You don’t have to go to D.C. to see our government in action
Back to Blog

You don’t have to go to D.C. to see our government in action

January 23, 2020 | Updated on January 8, 2024

Where do most federal employees work? A common misconception is that the federal workforce is based entirely in Washington, D.C., and surrounding areas in Maryland and Virginia. In reality, 85% of federal employees live and work away from our nation’s capital in communities all across the country.

While policies and priorities are typically set at D.C.-based headquarters, employees in the field do much of the day-to-day work of delivering on the missions of our government. They care for our veterans, support our farmers, inspect our roads and bridges, protect our food supply and respond to disasters.

At the end of fiscal 2018, California was home to the largest share of federal employees outside of the Washington, D.C., area. The federal government is one of California’s largest employers, with federal agencies employing more Californians than the entire University of California system. Among the agencies with the largest footprints in California are the Veterans Health Administration, the Naval Air Systems Command, and the Social Security Administration.

Florida and Georgia also have substantial populations of federal employees. Florida, home to the third highest population of veterans in the nation, housed over 25,000 Veterans Health Administration personnel at the end of fiscal 2018. Georgia, home to the headquarters of the Centers for Disease Control and Prevention, housed nearly 66,000 civil servants.

Managing such a dispersed workforce presents a unique challenge for government, as leaders must ensure employees are engaged and committed to their work, despite their distance from Washington.

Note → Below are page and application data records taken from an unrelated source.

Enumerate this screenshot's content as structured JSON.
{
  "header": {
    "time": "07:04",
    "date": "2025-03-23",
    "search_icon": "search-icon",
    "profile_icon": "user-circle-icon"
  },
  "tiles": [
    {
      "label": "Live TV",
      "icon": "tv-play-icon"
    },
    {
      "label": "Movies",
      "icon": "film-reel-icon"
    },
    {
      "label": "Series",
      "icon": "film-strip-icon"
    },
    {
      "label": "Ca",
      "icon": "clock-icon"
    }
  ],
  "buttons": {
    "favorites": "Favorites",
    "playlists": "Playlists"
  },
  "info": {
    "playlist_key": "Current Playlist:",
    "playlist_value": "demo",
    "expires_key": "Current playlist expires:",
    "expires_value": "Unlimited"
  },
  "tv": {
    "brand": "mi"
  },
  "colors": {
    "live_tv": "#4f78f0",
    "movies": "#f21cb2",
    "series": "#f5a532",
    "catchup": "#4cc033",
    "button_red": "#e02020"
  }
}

This can often require giving field employees autonomy, building a sense of community across disconnected offices and recognizing employees for work that regularly goes unseen.

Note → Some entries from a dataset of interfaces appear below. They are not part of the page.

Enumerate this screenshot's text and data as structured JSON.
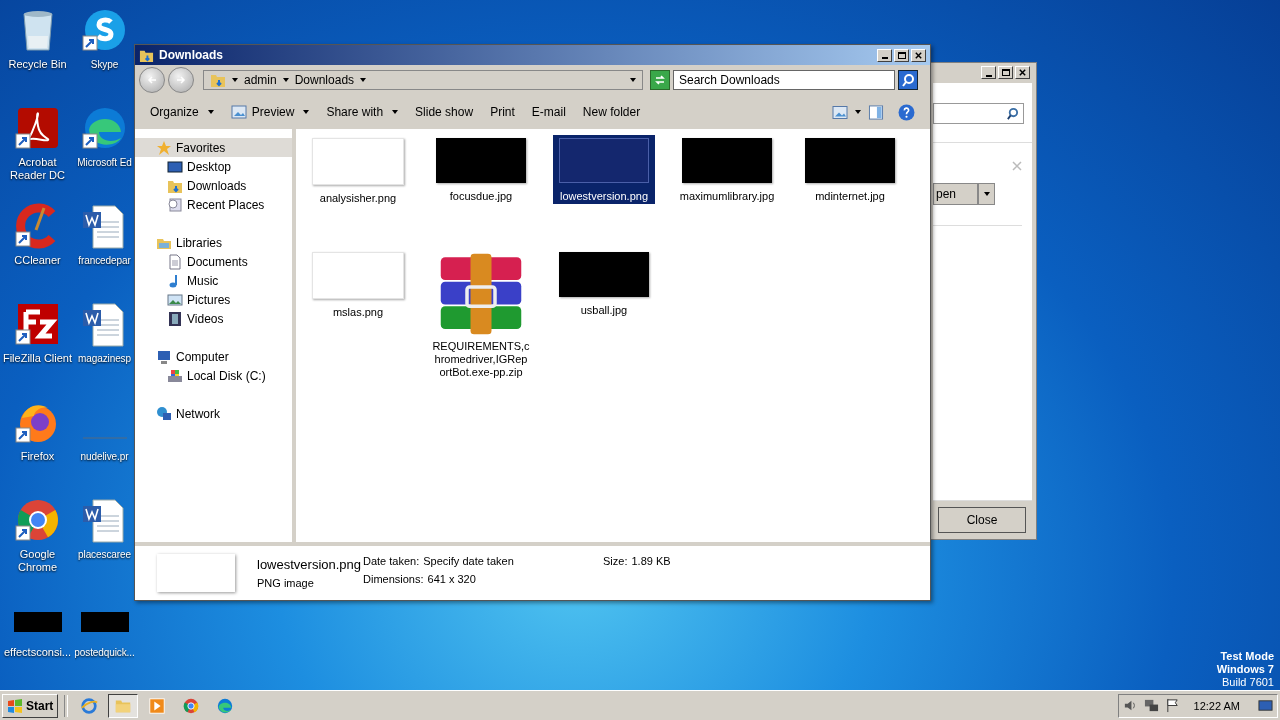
{
  "desktop": {
    "icons": [
      {
        "label": "Recycle Bin",
        "shortcut": false
      },
      {
        "label": "Skype",
        "shortcut": true
      },
      {
        "label": "Acrobat Reader DC",
        "shortcut": true
      },
      {
        "label": "Microsoft Ed",
        "shortcut": true
      },
      {
        "label": "CCleaner",
        "shortcut": true
      },
      {
        "label": "francedepar",
        "shortcut": false
      },
      {
        "label": "FileZilla Client",
        "shortcut": true
      },
      {
        "label": "magazinesp",
        "shortcut": false
      },
      {
        "label": "Firefox",
        "shortcut": true
      },
      {
        "label": "nudelive.pr",
        "shortcut": false
      },
      {
        "label": "Google Chrome",
        "shortcut": true
      },
      {
        "label": "placescaree",
        "shortcut": false
      },
      {
        "label": "effectsconsi...",
        "shortcut": false
      },
      {
        "label": "postedquick...",
        "shortcut": false
      }
    ],
    "watermark": [
      "Test Mode",
      "Windows 7",
      "Build 7601"
    ]
  },
  "back_window": {
    "open_button": "pen",
    "close_button": "Close"
  },
  "window": {
    "title": "Downloads",
    "address": [
      "admin",
      "Downloads"
    ],
    "search": {
      "placeholder": "Search Downloads"
    },
    "toolbar": [
      {
        "label": "Organize",
        "dropdown": true
      },
      {
        "label": "Preview",
        "dropdown": true
      },
      {
        "label": "Share with",
        "dropdown": true
      },
      {
        "label": "Slide show",
        "dropdown": false
      },
      {
        "label": "Print",
        "dropdown": false
      },
      {
        "label": "E-mail",
        "dropdown": false
      },
      {
        "label": "New folder",
        "dropdown": false
      }
    ],
    "sidebar": [
      {
        "label": "Favorites",
        "selected": true,
        "children": [
          {
            "label": "Desktop",
            "selected": false
          },
          {
            "label": "Downloads",
            "selected": false
          },
          {
            "label": "Recent Places",
            "selected": false
          }
        ]
      },
      {
        "label": "Libraries",
        "selected": false,
        "children": [
          {
            "label": "Documents",
            "selected": false
          },
          {
            "label": "Music",
            "selected": false
          },
          {
            "label": "Pictures",
            "selected": false
          },
          {
            "label": "Videos",
            "selected": false
          }
        ]
      },
      {
        "label": "Computer",
        "selected": false,
        "children": [
          {
            "label": "Local Disk (C:)",
            "selected": false
          }
        ]
      },
      {
        "label": "Network",
        "selected": false
      }
    ],
    "files": [
      {
        "name": "analysisher.png",
        "kind": "light-image",
        "selected": false
      },
      {
        "name": "focusdue.jpg",
        "kind": "dark-image",
        "selected": false
      },
      {
        "name": "lowestversion.png",
        "kind": "dark-image",
        "selected": true
      },
      {
        "name": "maximumlibrary.jpg",
        "kind": "dark-image",
        "selected": false
      },
      {
        "name": "mdinternet.jpg",
        "kind": "dark-image",
        "selected": false
      },
      {
        "name": "mslas.png",
        "kind": "light-image",
        "selected": false
      },
      {
        "name": "REQUIREMENTS,chromedriver,IGReportBot.exe-pp.zip",
        "kind": "archive",
        "selected": false
      },
      {
        "name": "usball.jpg",
        "kind": "dark-image",
        "selected": false
      }
    ],
    "details": {
      "name": "lowestversion.png",
      "type": "PNG image",
      "fields": [
        {
          "label": "Date taken:",
          "value": "Specify date taken"
        },
        {
          "label": "Dimensions:",
          "value": "641 x 320"
        },
        {
          "label": "Size:",
          "value": "1.89 KB"
        }
      ]
    }
  },
  "taskbar": {
    "start": "Start",
    "items": [
      {
        "selected": false
      },
      {
        "selected": true
      },
      {
        "selected": false
      },
      {
        "selected": false
      },
      {
        "selected": false
      }
    ],
    "clock": "12:22 AM"
  }
}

Are you interested in more insights on the federal workforce? Check out our other in-depth analyses in the Fed Figures series:

Do you have ideas for future Fed Figures posts? Send them to